I have been writing about dividend investing since early 2008. I started this site in order to write down ideas on dividend investing, keep myself motivated, and make myself to do some work before putting money in dividend paying businesses.
There were not a lot of dividend investing sites back then besides mine, and only Dividends4life and The Dividend Guy are still active. The rest just dropped out, because writing about investing is time consuming. Recently, we have a lot of websites that keep on discussing personal stories of the authors, including details like their monthly income, expenses etc. Some dividend authors like Dividend Mantra have gone as far as coming out into the national spotlight.
You would never see this on the Dividend Growth Investor website however. What you would see is information related to my dividend investing strategy, dividend stock analyses, portfolio management and dividend increases. This example type of information, is really all the information you really need to succeed in the game, if you put in the effort. Actually, your effort might be the most important ingredient you need to succeed with dividend investing, now that I think about it.
The reason why I am anonymous and share little detail about myself, is because this is not and should not be important to you. I have observed how when I mention something specific about my investing, I always notice that someone is focusing on the things that should matter the least to them. This is because it is all very relative – to a cashier working at WalMart (WMT), saving $5000/year might look like an impossible task, whereas a highly-compensated lawyer might just ignore anything that mentions less than $50,000.
For example, an article I posted about the power of dividend reinvestment garnered some of useless comments stating that someone in their 20s cannot save $3000/month. Another article I wrote about investing in a Roth IRA generated comments that investing $200 at a time is not worth the effort. The reality is that it does not matter how much you put into your strategy, because all it matters is that you have a strategy, and you execute it consistently with the amount of capital you have at your disposal.
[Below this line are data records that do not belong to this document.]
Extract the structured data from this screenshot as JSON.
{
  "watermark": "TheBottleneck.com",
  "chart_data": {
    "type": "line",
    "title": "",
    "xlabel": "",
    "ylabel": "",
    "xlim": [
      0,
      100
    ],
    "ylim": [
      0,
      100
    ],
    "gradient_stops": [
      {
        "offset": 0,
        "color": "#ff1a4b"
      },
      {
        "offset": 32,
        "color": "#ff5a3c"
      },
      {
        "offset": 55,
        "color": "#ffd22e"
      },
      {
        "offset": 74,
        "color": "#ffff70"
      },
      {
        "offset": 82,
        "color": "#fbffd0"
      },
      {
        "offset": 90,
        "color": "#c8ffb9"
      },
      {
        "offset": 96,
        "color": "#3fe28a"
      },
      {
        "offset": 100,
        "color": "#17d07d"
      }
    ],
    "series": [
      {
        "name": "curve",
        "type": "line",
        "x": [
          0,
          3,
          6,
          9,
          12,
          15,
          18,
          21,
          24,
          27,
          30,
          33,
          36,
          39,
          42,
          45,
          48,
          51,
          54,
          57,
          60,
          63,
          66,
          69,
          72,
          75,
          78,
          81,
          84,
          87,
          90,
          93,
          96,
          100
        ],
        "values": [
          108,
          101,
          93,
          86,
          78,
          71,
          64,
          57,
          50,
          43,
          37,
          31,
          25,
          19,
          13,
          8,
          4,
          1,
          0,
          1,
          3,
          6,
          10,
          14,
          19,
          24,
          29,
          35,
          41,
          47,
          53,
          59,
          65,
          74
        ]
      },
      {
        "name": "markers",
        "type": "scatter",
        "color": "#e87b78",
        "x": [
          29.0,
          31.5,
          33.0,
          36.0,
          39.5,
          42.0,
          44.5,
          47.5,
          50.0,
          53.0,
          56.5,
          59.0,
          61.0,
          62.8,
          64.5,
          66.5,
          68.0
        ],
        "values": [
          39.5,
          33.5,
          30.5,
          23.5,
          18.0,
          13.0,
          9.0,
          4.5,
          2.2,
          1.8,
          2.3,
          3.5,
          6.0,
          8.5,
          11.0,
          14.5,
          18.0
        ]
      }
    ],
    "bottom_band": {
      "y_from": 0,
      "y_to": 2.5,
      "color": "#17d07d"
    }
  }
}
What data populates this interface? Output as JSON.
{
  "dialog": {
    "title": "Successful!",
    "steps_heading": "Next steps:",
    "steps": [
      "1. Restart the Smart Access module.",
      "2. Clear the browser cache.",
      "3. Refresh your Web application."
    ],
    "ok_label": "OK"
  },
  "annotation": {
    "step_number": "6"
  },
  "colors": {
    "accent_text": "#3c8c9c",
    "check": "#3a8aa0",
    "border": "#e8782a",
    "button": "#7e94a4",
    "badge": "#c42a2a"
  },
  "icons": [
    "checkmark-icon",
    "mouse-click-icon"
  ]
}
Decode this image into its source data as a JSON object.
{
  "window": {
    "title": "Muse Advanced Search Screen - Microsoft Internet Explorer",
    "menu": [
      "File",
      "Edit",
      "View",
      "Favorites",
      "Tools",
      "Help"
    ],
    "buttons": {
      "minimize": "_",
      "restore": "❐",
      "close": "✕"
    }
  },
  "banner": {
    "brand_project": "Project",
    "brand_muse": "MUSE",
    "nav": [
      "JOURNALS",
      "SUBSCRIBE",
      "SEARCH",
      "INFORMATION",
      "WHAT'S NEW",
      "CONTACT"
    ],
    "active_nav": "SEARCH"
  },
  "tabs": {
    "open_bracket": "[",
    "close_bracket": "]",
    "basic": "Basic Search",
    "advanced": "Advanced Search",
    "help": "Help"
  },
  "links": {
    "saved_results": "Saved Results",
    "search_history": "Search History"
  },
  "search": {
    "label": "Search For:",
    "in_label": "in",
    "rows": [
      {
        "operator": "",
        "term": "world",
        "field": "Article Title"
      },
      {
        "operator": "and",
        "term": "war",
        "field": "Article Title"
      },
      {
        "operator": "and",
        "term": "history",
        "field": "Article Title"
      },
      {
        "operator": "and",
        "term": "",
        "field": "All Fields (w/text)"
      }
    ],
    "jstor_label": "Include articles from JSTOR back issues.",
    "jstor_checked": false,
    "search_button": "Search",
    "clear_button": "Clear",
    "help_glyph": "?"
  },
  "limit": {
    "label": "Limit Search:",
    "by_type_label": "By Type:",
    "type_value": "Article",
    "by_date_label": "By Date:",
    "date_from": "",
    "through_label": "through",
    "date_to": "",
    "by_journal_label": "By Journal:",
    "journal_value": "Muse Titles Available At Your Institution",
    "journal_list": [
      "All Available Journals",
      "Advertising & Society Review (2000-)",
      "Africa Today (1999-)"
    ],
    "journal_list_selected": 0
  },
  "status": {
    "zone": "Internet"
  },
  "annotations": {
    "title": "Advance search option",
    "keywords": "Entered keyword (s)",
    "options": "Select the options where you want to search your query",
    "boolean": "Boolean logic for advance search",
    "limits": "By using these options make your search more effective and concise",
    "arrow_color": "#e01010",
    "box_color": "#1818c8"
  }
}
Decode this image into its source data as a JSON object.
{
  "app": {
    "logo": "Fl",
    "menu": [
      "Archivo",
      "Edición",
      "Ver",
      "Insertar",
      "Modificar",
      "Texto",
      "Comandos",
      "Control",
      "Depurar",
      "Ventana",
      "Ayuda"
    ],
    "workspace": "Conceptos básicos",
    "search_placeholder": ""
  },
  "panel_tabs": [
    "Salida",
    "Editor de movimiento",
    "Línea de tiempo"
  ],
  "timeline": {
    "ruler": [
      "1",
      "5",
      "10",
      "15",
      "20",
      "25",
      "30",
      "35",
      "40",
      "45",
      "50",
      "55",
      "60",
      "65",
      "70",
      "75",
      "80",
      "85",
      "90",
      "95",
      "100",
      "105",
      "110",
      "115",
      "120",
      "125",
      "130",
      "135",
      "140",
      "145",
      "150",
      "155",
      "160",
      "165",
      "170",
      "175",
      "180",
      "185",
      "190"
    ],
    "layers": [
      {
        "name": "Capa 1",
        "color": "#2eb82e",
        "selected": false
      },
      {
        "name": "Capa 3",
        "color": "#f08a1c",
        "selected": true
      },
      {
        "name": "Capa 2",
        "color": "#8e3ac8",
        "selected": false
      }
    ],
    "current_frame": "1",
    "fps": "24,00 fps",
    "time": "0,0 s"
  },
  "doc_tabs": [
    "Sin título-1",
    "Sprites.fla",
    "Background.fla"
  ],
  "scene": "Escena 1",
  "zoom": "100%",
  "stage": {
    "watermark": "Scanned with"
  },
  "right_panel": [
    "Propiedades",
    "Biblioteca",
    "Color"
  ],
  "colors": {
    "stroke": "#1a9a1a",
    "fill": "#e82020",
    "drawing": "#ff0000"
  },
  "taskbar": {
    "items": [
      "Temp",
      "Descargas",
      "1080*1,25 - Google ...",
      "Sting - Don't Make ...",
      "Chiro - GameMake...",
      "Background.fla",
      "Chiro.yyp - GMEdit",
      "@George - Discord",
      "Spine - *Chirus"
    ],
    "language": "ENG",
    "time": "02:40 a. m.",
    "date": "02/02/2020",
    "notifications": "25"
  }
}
It should not matter if you put $200/month or $3000/month in dividend paying stocks, or whether you are 25 or 65 years old. What matters is that you put some money to work when you find attractive dividend payers at reasonable prices.
I believe that dividend investing is a perfectly democratic way to earn passive income. In order to be successful, it does not matter what your age, gender, or nationality truly is. You do not have to play office politics, or focus on things that do not interest you. You do need to put in some work into it however, in order to learn how to screen for stocks, analyze companies, and build diversified portfolios over time. You also need to have an open mind, and not be subject to prejudices. This is where most investors usually struggle, because if you make up your mind in advance, then it is very hard to make the right decision, even when the data tells you what the correct answer is.
What I am trying to say is that dividend growth investing is a strategy which is bigger than a single individual. You can be successful using it, whether you put $200 or $20,000/month, and whether you are in your 20s or 60s. The core concept applies for all scenarios. Dividend growth investing is all about finding a quality company at a cheap price, which can increase earnings in order to pay growing dividends. You also want to focus on a company whose dividends are sustainable, which lowers the risk of a dividend cut. Growing dividends are important, because they allow you to maintain purchasing power of your dividend income, without having to add more capital or having to reinvest a portion of distributions back.